Many Indiana residents rely on firewood to heat their homes during the winter months, but moving firewood creates undue risk for infestation by invasive species, according to Purdue Extension exotic insects specialist Jodie Ellis.
"Moving firewood can increase the risk of new invasive pest infestations that kill trees," Ellis said. "To help slow the spread of these insects, firewood should be purchased and burned locally, preferably within the same county."
One of the more dangerous and prominent invasive insect pests that can travel in firewood is the emerald ash borer. On its own, the insect will spread only about half a mile annually. But with the help of humans moving ash firewood, nursery stock and logs, it now has killed millions of ash trees in 15 states.
It's not only insect pests that can travel to new locations in firewood; plant diseases also can spread that way.
"Transporting firewood can create new invasive insect and disease infestations that can be found in firewood any time of the year," Ellis said. "Past invasive infestations have devastated native trees and have cost cities and towns millions of dollars in tree removal and replacement."
Ellis offered tips for using firewood safely:
* Buy and burn firewood locally from a nearby firewood dealer in the same county or no more than a few miles from where it will be burned.

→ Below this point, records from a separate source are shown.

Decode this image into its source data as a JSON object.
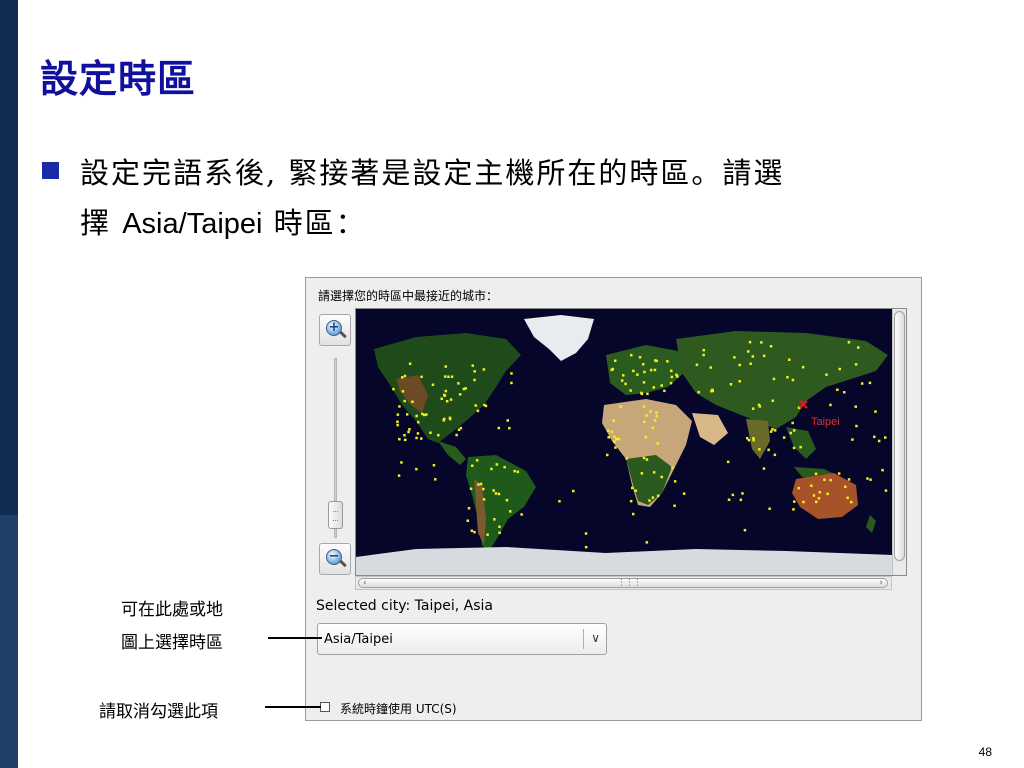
{
  "slide": {
    "title": "設定時區",
    "bullet_line1": "設定完語系後, 緊接著是設定主機所在的時區。請選",
    "bullet_line2_a": "擇 ",
    "bullet_line2_b": "Asia/Taipei",
    "bullet_line2_c": " 時區：",
    "page_number": "48"
  },
  "dialog": {
    "prompt": "請選擇您的時區中最接近的城市：",
    "selected_city": "Selected city: Taipei, Asia",
    "timezone_value": "Asia/Taipei",
    "map_city_label": "Taipei",
    "utc_label": "系統時鐘使用 UTC(S)"
  },
  "annotations": {
    "note1_line1": "可在此處或地",
    "note1_line2": "圖上選擇時區",
    "note2": "請取消勾選此項"
  },
  "colors": {
    "title": "#1010a0",
    "ocean": "#06052a",
    "city_dot": "#f0f020",
    "selected_marker": "#e02020"
  },
  "icons": {
    "zoom_in": "zoom-in-icon",
    "zoom_out": "zoom-out-icon",
    "dropdown": "chevron-down-icon"
  }
}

* Don't buy firewood from a remote location just because it looks clean and healthy. The wood still could carry invasive disease or insect pests.
* Even seasoned firewood is not safe to move. If firewood must be moved, commercially kiln-dried wood may be a good option.
* For firewood already purchased from far away, burn the wood quickly and completely. Rake the storage area carefully and burn the debris.
* Inform friends and family about the dangers of moving firewood.
More information about preventing invasive pests from destroying forests is available at http://www.dontmovefirewood.org.